◆ **What you should do**
Each record must be printed again exactly as given.

◆ **Information shown**
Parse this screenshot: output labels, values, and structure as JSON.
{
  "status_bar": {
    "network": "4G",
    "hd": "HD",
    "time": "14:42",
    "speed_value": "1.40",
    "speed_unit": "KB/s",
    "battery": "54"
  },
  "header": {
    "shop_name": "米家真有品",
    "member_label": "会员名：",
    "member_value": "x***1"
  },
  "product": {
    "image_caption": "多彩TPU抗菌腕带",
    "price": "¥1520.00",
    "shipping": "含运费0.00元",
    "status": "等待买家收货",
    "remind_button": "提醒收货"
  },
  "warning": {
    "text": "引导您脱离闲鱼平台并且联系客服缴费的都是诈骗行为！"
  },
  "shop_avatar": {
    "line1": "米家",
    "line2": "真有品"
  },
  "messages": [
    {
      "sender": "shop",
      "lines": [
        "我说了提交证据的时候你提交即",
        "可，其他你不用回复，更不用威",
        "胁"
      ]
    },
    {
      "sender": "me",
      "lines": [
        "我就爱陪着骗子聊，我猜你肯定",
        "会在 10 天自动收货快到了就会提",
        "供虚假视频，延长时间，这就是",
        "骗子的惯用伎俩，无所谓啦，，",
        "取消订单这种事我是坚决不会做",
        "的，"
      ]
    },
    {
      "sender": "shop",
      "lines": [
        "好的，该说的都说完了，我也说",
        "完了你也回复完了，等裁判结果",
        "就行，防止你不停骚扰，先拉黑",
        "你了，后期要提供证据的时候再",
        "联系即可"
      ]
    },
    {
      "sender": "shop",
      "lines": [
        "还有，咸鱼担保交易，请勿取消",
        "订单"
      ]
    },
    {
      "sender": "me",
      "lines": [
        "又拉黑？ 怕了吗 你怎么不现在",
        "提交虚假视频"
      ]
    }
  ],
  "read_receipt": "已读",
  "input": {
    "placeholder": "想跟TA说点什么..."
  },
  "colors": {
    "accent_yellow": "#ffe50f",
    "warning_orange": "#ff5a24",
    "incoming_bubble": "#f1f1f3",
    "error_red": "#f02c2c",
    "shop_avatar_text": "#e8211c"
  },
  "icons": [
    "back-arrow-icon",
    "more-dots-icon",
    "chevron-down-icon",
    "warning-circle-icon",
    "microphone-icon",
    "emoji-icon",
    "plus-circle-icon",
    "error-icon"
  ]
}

◆ **Finished exercise**
Parse this screenshot: output labels, values, and structure as JSON.
{
  "status_bar": {
    "network": "4G",
    "hd": "HD",
    "time": "14:42",
    "speed_value": "1.40",
    "speed_unit": "KB/s",
    "battery": "54"
  },
  "header": {
    "shop_name": "米家真有品",
    "member_label": "会员名：",
    "member_value": "x***1"
  },
  "product": {
    "image_caption": "多彩TPU抗菌腕带",
    "price": "¥1520.00",
    "shipping": "含运费0.00元",
    "status": "等待买家收货",
    "remind_button": "提醒收货"
  },
  "warning": {
    "text": "引导您脱离闲鱼平台并且联系客服缴费的都是诈骗行为！"
  },
  "shop_avatar": {
    "line1": "米家",
    "line2": "真有品"
  },
  "messages": [
    {
      "sender": "shop",
      "lines": [
        "我说了提交证据的时候你提交即",
        "可，其他你不用回复，更不用威",
        "胁"
      ]
    },
    {
      "sender": "me",
      "lines": [
        "我就爱陪着骗子聊，我猜你肯定",
        "会在 10 天自动收货快到了就会提",
        "供虚假视频，延长时间，这就是",
        "骗子的惯用伎俩，无所谓啦，，",
        "取消订单这种事我是坚决不会做",
        "的，"
      ]
    },
    {
      "sender": "shop",
      "lines": [
        "好的，该说的都说完了，我也说",
        "完了你也回复完了，等裁判结果",
        "就行，防止你不停骚扰，先拉黑",
        "你了，后期要提供证据的时候再",
        "联系即可"
      ]
    },
    {
      "sender": "shop",
      "lines": [
        "还有，咸鱼担保交易，请勿取消",
        "订单"
      ]
    },
    {
      "sender": "me",
      "lines": [
        "又拉黑？ 怕了吗 你怎么不现在",
        "提交虚假视频"
      ]
    }
  ],
  "read_receipt": "已读",
  "input": {
    "placeholder": "想跟TA说点什么..."
  },
  "colors": {
    "accent_yellow": "#ffe50f",
    "warning_orange": "#ff5a24",
    "incoming_bubble": "#f1f1f3",
    "error_red": "#f02c2c",
    "shop_avatar_text": "#e8211c"
  },
  "icons": [
    "back-arrow-icon",
    "more-dots-icon",
    "chevron-down-icon",
    "warning-circle-icon",
    "microphone-icon",
    "emoji-icon",
    "plus-circle-icon",
    "error-icon"
  ]
}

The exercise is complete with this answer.